Your objective: Leave the pictures out and reproduce all the entries word for word.

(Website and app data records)
● ● ● ● ●

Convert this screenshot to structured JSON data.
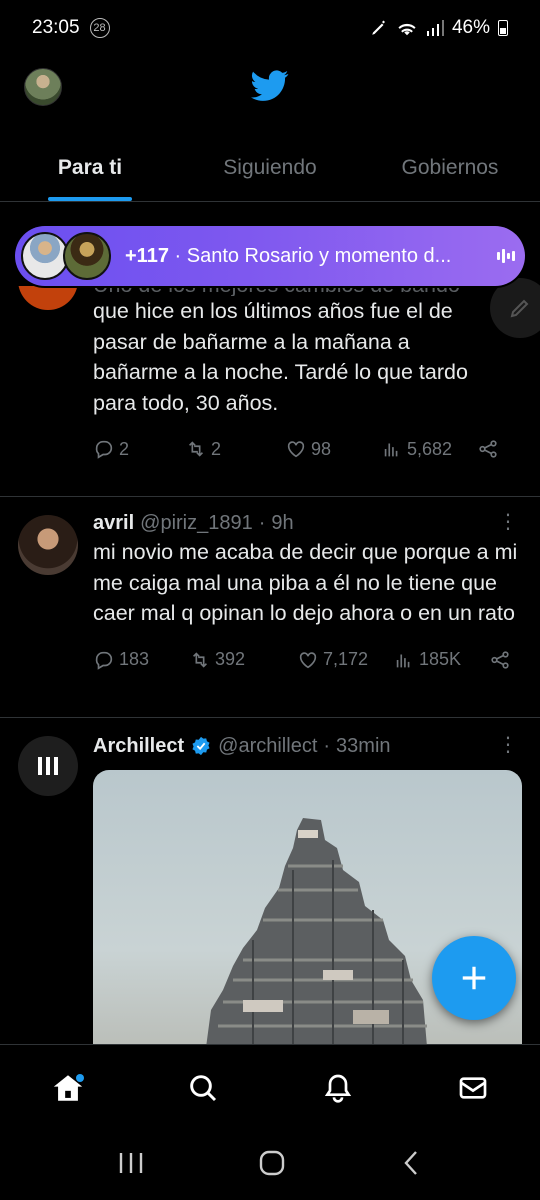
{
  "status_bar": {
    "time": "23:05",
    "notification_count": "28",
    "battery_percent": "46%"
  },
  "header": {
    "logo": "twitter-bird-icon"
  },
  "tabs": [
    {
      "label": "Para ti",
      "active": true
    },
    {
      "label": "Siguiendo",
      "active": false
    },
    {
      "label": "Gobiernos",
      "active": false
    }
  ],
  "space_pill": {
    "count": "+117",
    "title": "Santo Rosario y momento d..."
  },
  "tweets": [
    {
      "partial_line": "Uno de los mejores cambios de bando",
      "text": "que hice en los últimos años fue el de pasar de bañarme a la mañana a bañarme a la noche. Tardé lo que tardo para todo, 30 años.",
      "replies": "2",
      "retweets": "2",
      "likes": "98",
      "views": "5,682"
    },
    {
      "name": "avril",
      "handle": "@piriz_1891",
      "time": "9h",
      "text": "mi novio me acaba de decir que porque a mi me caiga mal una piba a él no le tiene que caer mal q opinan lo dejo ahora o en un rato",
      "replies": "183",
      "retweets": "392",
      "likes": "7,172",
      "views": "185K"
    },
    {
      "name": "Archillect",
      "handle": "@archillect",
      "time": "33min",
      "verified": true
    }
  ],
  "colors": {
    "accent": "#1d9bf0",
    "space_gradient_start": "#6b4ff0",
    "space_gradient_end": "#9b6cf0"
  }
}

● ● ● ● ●

Solution for this problem:
Convert this screenshot to structured JSON data.
{
  "status_bar": {
    "time": "23:05",
    "notification_count": "28",
    "battery_percent": "46%"
  },
  "header": {
    "logo": "twitter-bird-icon"
  },
  "tabs": [
    {
      "label": "Para ti",
      "active": true
    },
    {
      "label": "Siguiendo",
      "active": false
    },
    {
      "label": "Gobiernos",
      "active": false
    }
  ],
  "space_pill": {
    "count": "+117",
    "title": "Santo Rosario y momento d..."
  },
  "tweets": [
    {
      "partial_line": "Uno de los mejores cambios de bando",
      "text": "que hice en los últimos años fue el de pasar de bañarme a la mañana a bañarme a la noche. Tardé lo que tardo para todo, 30 años.",
      "replies": "2",
      "retweets": "2",
      "likes": "98",
      "views": "5,682"
    },
    {
      "name": "avril",
      "handle": "@piriz_1891",
      "time": "9h",
      "text": "mi novio me acaba de decir que porque a mi me caiga mal una piba a él no le tiene que caer mal q opinan lo dejo ahora o en un rato",
      "replies": "183",
      "retweets": "392",
      "likes": "7,172",
      "views": "185K"
    },
    {
      "name": "Archillect",
      "handle": "@archillect",
      "time": "33min",
      "verified": true
    }
  ],
  "colors": {
    "accent": "#1d9bf0",
    "space_gradient_start": "#6b4ff0",
    "space_gradient_end": "#9b6cf0"
  }
}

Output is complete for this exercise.